You know what’s the problem with non zero sum games? Situations, scenarios where collaboration leads to a higher net value than being in an adversorial situation.
The problem is that everyone must play by the rules. The system is at the mercy of the person who wants to cheat.
Take it this way.
I invite you and another person to a coffee shop. I put on the table $100. The money can be yours but you need to find a way to divide it between the two of you. If you can’t reach an agreement, I’m going to take Mr. Benjamin Franklin back. However, if you can find an agreement, whatever that may be, you get to keep the money.
In an ideal non zero sum game, you simply divide it by $50 you and $50 the other person. It is free money after all. Everyone wins. The ratio of cost benefit would be exactly 1:1.
However, in real life, this rarely happens. This experiment has been conducted thousands of times across universities around the world and you know what happens? One person will try to push the ratio to $80 him, $20 you. In other words, he knows that getting $20 is better than getting $0, therefore, pushing for a zero sum game mentality. In very, very few cases the split is 50%.
This is the problem with non zero sum games. In order for them to be in a perfect economic equilibrium, you must put the other person first but you know what? The other person must put you first too.
In other words, both parties need to operate from a synergestic, win – win perspective. If only one party does this, it becomes a lose – win, a compromise or simply a loss.
And in the last year, I have learned this. It has been a year with ups and downs and I have learned this important lesson – in order for a collaboration of any kind to work, romantic, business, financial – both parties need to operate from the same perspective and both parties need to keep themselves up to the same standards.
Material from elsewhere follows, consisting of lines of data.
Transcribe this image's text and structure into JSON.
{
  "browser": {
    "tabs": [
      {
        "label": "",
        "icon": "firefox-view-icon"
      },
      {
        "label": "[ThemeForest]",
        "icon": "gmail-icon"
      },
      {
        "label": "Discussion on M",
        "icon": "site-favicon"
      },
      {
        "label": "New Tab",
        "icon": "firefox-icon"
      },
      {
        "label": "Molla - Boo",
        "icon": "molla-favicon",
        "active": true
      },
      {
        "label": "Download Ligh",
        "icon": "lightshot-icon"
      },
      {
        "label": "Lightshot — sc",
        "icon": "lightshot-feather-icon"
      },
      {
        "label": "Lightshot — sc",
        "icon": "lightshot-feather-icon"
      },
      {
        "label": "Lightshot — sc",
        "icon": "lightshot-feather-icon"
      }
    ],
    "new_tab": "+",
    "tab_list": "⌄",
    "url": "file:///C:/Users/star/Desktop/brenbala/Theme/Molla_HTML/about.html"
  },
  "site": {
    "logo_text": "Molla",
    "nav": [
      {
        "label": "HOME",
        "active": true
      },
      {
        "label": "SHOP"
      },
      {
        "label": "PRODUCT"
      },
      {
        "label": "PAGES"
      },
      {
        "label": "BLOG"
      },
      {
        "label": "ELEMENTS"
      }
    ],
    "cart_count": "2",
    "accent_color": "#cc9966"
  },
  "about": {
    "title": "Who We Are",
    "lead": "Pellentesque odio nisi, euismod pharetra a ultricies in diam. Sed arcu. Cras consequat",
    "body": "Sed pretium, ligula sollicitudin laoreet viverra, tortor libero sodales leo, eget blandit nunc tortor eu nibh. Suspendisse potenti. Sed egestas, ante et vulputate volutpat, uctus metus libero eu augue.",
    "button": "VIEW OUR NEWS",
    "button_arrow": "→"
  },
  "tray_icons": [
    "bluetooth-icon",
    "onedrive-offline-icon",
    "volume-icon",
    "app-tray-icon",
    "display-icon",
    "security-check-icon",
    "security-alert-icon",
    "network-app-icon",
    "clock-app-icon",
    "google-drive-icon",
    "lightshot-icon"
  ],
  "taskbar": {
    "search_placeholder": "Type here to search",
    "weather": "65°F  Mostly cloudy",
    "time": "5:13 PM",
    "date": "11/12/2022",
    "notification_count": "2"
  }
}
In the moment that this stops, it becomes a losing situation, a zero sum game disguised as a non-zero sum game where in practice, one person gets a lot more out of the situation than the other one.
So, this lead me to a simple conclusion. I’ve knew this for a while now but it is really starting to hit home. Operate from a win – win perspective but put yourself first. In other words, don’t go for a zero sum, don’t go for the other person to sacrifice for you but at the same time, don’t be willing to sacrifice for the other person.
In a win – win situation, you must get what you want and the other party must get what you want, that hyphotetical split where both meet at a balance and that balance satisfies the requirements of all parties involved.
In other words, it must be “hell yeah, I’m very happy with this” or it must be no deal. No giving up ground for the sake of giving ground. Not conceiding to anything for the sake of conceiding. I win, you win or we both go home.
This is not selfish. It is enlinghtened self-interest. Is when you consider yourself just as important as the other person and you’re not willing to receive less than you know you are worth. It is keeping yourself to high standards and expecting the other person to do the same.
So yes, your needs are important. What you want is important. Don’t give up on them for the sake of another person, whatever the circumstances may be. Never operate from a lose – win perspective where you incur a loss while the other person gains a win.
This may bother you but generally, everyone operates from a position of selfishness and self-interest. While we are not animals, we are evolutionary wired to put ourselves first. So if you don’t put yourself first, it becomes by default that the other person wants to look after their self-interest more than you do.
In other words …
# I put myself first, you put yourself first, let’s find a common ground for a win – win.
# I put myself first, you don’t put yourself first, you’ll sacrifice for my sake.
# I don’t put myself first, you don’t put yourself first, we’ll both lose and we’ll be worse than before.
# I don’t put myself first, you put yourself first, I’m going to lose and you’re going to win.
So, the basic rule is put yourself, your needs, your goals first. When in a collaboration based game, then find a common ground where you don’t compromise on your position but the other person gets what he or she wants too. If this is not possible, go for no deal. Don’t use people but don’t let people use you either. Don’t take what it is not unearned and undeserved but don’t let people take what is unearned and undeserved either.
This is the golden rule. Do unto others as they would do unto you. It doesn’t say “be a sucker and forget your value as a human being”. It doesn’t say “compromise because the other party deserves more than you do”. It doesn’t say “be a slave to everyone else and hope that they’ll do good unto you”.
The golden rule simply says “Do unto others as they would do unto you.”
Putting yourself first and letting the other person put himself or herself first and finding a synergestic middle ground, where 1 + 1 = 3, not 1 + 1 = 1.5 (comproming) is the systematic implementation of a 2000 old ethical rule.
It is …
“This is what I need. This is what is important for me. This is my position.
Tell me what you need. I need to understand your position.
Now that I’ve understood what you need, let’s see if I can offer you what you need while you offer mine, so we both win, so we both grow, so we both can go happy about this.
Let’s see if we can synergize in an atmoshpere of mutual respect and understanding, where your needs are just as important as mine but we’re not willing to compromise, where we’re not willing to leave to give ground for the sake of giving ground but go for a win – win.
And if we can’t do this, let’s not do this deal because I want to win and I want you to win. If we can’t both win, if we can’t both be better off as part of our involvement here, then let’s not do it.”
And this is my friends the ethical version of selfishness, the one I approve of.